What needs to be done =>
Set down again each entry exactly as it reads, pictures excluded.

Interface dataset entries =>
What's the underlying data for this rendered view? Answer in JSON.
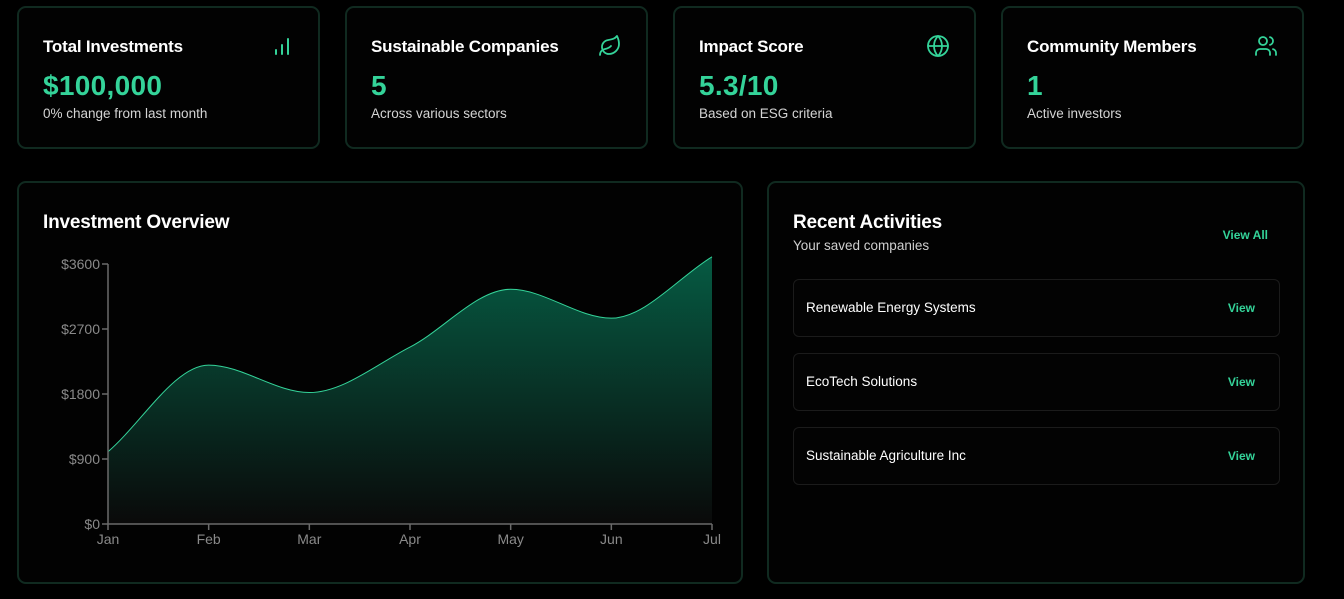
{
  "stats": [
    {
      "title": "Total Investments",
      "value": "$100,000",
      "sub": "0% change from last month",
      "icon": "bar-chart-icon"
    },
    {
      "title": "Sustainable Companies",
      "value": "5",
      "sub": "Across various sectors",
      "icon": "leaf-icon"
    },
    {
      "title": "Impact Score",
      "value": "5.3/10",
      "sub": "Based on ESG criteria",
      "icon": "globe-icon"
    },
    {
      "title": "Community Members",
      "value": "1",
      "sub": "Active investors",
      "icon": "users-icon"
    }
  ],
  "overview": {
    "title": "Investment Overview"
  },
  "chart_data": {
    "type": "area",
    "categories": [
      "Jan",
      "Feb",
      "Mar",
      "Apr",
      "May",
      "Jun",
      "Jul"
    ],
    "values": [
      1000,
      2200,
      1820,
      2450,
      3250,
      2850,
      3700
    ],
    "yticks": [
      "$0",
      "$900",
      "$1800",
      "$2700",
      "$3600"
    ],
    "ylim": [
      0,
      3600
    ],
    "grid": false,
    "color": "#34d399"
  },
  "activities": {
    "title": "Recent Activities",
    "subtitle": "Your saved companies",
    "view_all": "View All",
    "items": [
      {
        "name": "Renewable Energy Systems",
        "action": "View"
      },
      {
        "name": "EcoTech Solutions",
        "action": "View"
      },
      {
        "name": "Sustainable Agriculture Inc",
        "action": "View"
      }
    ]
  },
  "colors": {
    "accent": "#34d399",
    "border": "#102a20",
    "background": "#000000"
  }
}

Answer box =>
What's the underlying data for this rendered view? Answer in JSON.
{
  "stats": [
    {
      "title": "Total Investments",
      "value": "$100,000",
      "sub": "0% change from last month",
      "icon": "bar-chart-icon"
    },
    {
      "title": "Sustainable Companies",
      "value": "5",
      "sub": "Across various sectors",
      "icon": "leaf-icon"
    },
    {
      "title": "Impact Score",
      "value": "5.3/10",
      "sub": "Based on ESG criteria",
      "icon": "globe-icon"
    },
    {
      "title": "Community Members",
      "value": "1",
      "sub": "Active investors",
      "icon": "users-icon"
    }
  ],
  "overview": {
    "title": "Investment Overview"
  },
  "chart_data": {
    "type": "area",
    "categories": [
      "Jan",
      "Feb",
      "Mar",
      "Apr",
      "May",
      "Jun",
      "Jul"
    ],
    "values": [
      1000,
      2200,
      1820,
      2450,
      3250,
      2850,
      3700
    ],
    "yticks": [
      "$0",
      "$900",
      "$1800",
      "$2700",
      "$3600"
    ],
    "ylim": [
      0,
      3600
    ],
    "grid": false,
    "color": "#34d399"
  },
  "activities": {
    "title": "Recent Activities",
    "subtitle": "Your saved companies",
    "view_all": "View All",
    "items": [
      {
        "name": "Renewable Energy Systems",
        "action": "View"
      },
      {
        "name": "EcoTech Solutions",
        "action": "View"
      },
      {
        "name": "Sustainable Agriculture Inc",
        "action": "View"
      }
    ]
  },
  "colors": {
    "accent": "#34d399",
    "border": "#102a20",
    "background": "#000000"
  }
}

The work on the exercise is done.